Marines welcomed home in Mount Laurel

Two Marines were welcomed home rock star style by dozens of Mount Laurel and area residents.

Many braved the cold on a recent night to take part in the homecoming, which was organized by the Yellow Ribbon Club.

Those being welcomed home were Corporal Andrew Einstein and Sgt. Devon Richio, who were stationed together in Afghanistan.

Einstein, 23, has been a Marine for five years.

“To see all the support is truly amazing,” he said.

“We went through some tough times over there,” the 2006 graduate from Lenape High School said, noting that knowing there was so much support from home helped.

Strangers thanking him for his service really hit home as well.

“It really means a lot,” Einstein said.

He could not reach family for as much as four months at a time and at times had no running water.

Also, Einstein said he must constantly remind himself that he holds himself to higher standards. He demonstrated that in part by aiding a wounded enemy.

“You’re not given anything in the Marine Corps,” he said. “The fact that I know that I will be a Marine until the day I die, I earned that right, I earned the eagle and anchor.”

Devon Richio, 23, has been in the Marines for six years.

He did not expect the homecoming event.

“It’s a little overwhelming, but we’re just happy to be back,” Richio, of Upper Darby, Pa., said.

He said neither he nor Einstein will be deployed again — for now.

Richio and Einstein were stationed at Sangin in Helmand province in Afghanistan.

“There were moments of sheer terror,” Richio said. “It was something I’ll never forget.

“It’s nice to come home and have people appreciate that you’ve been gone for so long.”

He joked that the food was the most challenging part of being a Marine.

Richio also said being away from family was tough.

“But when you’re away from your family you’re with your brothers out there,” he said.

Richio said a sense of accomplishment is the most rewarding thing.

“We helped turn Sangin around,” he said, noting it is now a safer place.

Richio said he would “absolutely” recommend the Marines for anyone interested.

“I think it’s a great opportunity,” he said. “It opens up a million doors for young people.”

And what has he learned from his time overseas?

“Don’t take anything for granted,” Richio said.

Jim Ewen, of Medford, has been a member of the Yellow Ribbon Club for two years.

“This is wonderful,” Ewen said. “To have the opportunity of welcoming home a young man or woman is something I’m very proud of.”

In the Marines in the 1970s, Ewen’s son-in-law was deployed two years ago.

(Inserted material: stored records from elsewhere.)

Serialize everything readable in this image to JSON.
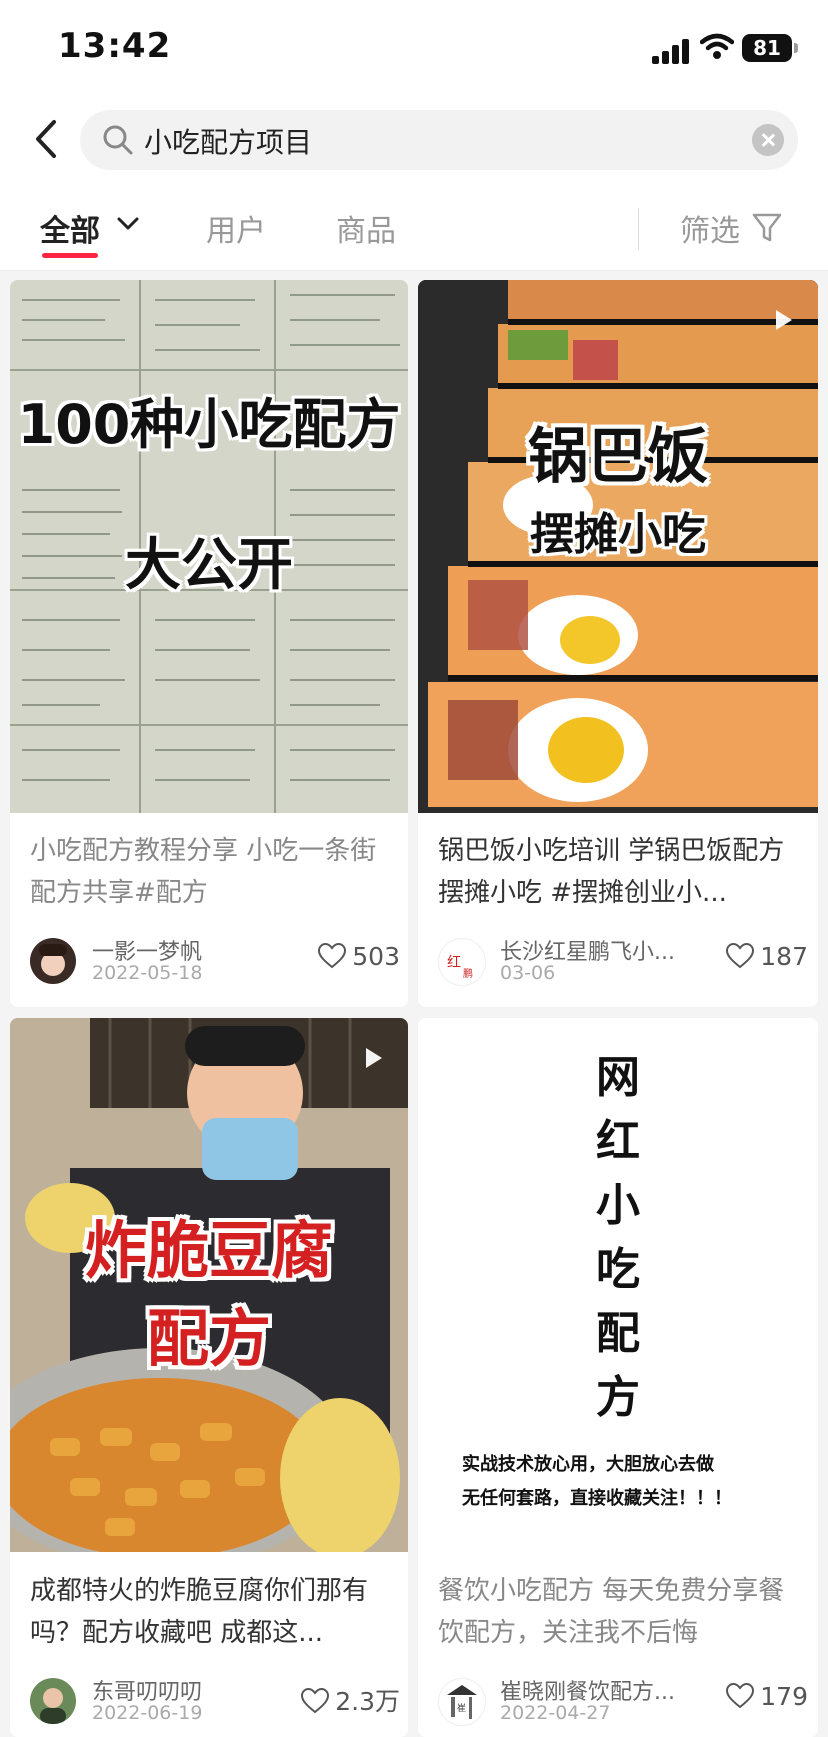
{
  "status": {
    "time": "13:42",
    "battery": "81"
  },
  "search": {
    "query": "小吃配方项目"
  },
  "tabs": {
    "all": "全部",
    "users": "用户",
    "goods": "商品",
    "filter": "筛选"
  },
  "cards": [
    {
      "thumb_line1": "100种小吃配方",
      "thumb_line2": "大公开",
      "title": "小吃配方教程分享 小吃一条街配方共享#配方",
      "author": "一影一梦帆",
      "date": "2022-05-18",
      "likes": "503"
    },
    {
      "thumb_line1": "锅巴饭",
      "thumb_line2": "摆摊小吃",
      "title": "锅巴饭小吃培训 学锅巴饭配方 摆摊小吃 #摆摊创业小...",
      "author": "长沙红星鹏飞小...",
      "date": "03-06",
      "likes": "187"
    },
    {
      "thumb_line1": "炸脆豆腐",
      "thumb_line2": "配方",
      "title": "成都特火的炸脆豆腐你们那有吗？配方收藏吧 成都这...",
      "author": "东哥叨叨叨",
      "date": "2022-06-19",
      "likes": "2.3万"
    },
    {
      "thumb_vertical": [
        "网",
        "红",
        "小",
        "吃",
        "配",
        "方"
      ],
      "thumb_note1": "实战技术放心用，大胆放心去做",
      "thumb_note2": "无任何套路，直接收藏关注！！！",
      "title": "餐饮小吃配方 每天免费分享餐饮配方，关注我不后悔",
      "author": "崔晓刚餐饮配方...",
      "date": "2022-04-27",
      "likes": "179"
    }
  ]
}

“It’s a great honor and it’s something that has been poo pooed upon years ago as far as supporting the military and I’m glad for the founders of the Yellow Ribbon Club to do something like this,” he said, noting there is more support for troops these days. “It’s something that should have been done all through the years.”

Dave Silver, volunteer with Yellow Ribbon Club for the last two-and-a-half years, has facilitated as many as 40 homecomings and has attended about 100.

“They’re both heroes in my mind,” Silver said. “It’s just an honor to get to treat these guys like the rock stars that they are and give them the proper welcoming home that they deserve.”

Einstein is a police officer in Medford and Riverside and Richio is a Philadelphia firefighter.

“They’re just superstars to me,” Silver said, noting many thanks were due to Warriors Watch Riders and Mount Laurel and Medford police and fire departments.

“America is the land of the free and the home of the brave for a million reasons,” he said. “These guys are two reasons.”

Steven Weber of Mount Laurel is in junior ROTC at Lenape High School.

“I think that it’s good that we honor the troops who go out and fight every day for our country,” Weber, a sophomore, said. “It’s also good to know that other people who may not even know them are out here to honor them and give thanks for what they do every day.

“If I were overseas and I came home what I would want is for people to recognize that I did something for them.”

To find out more about the Yellow Ribbon Club, visit: www.yellowribbonclub.org.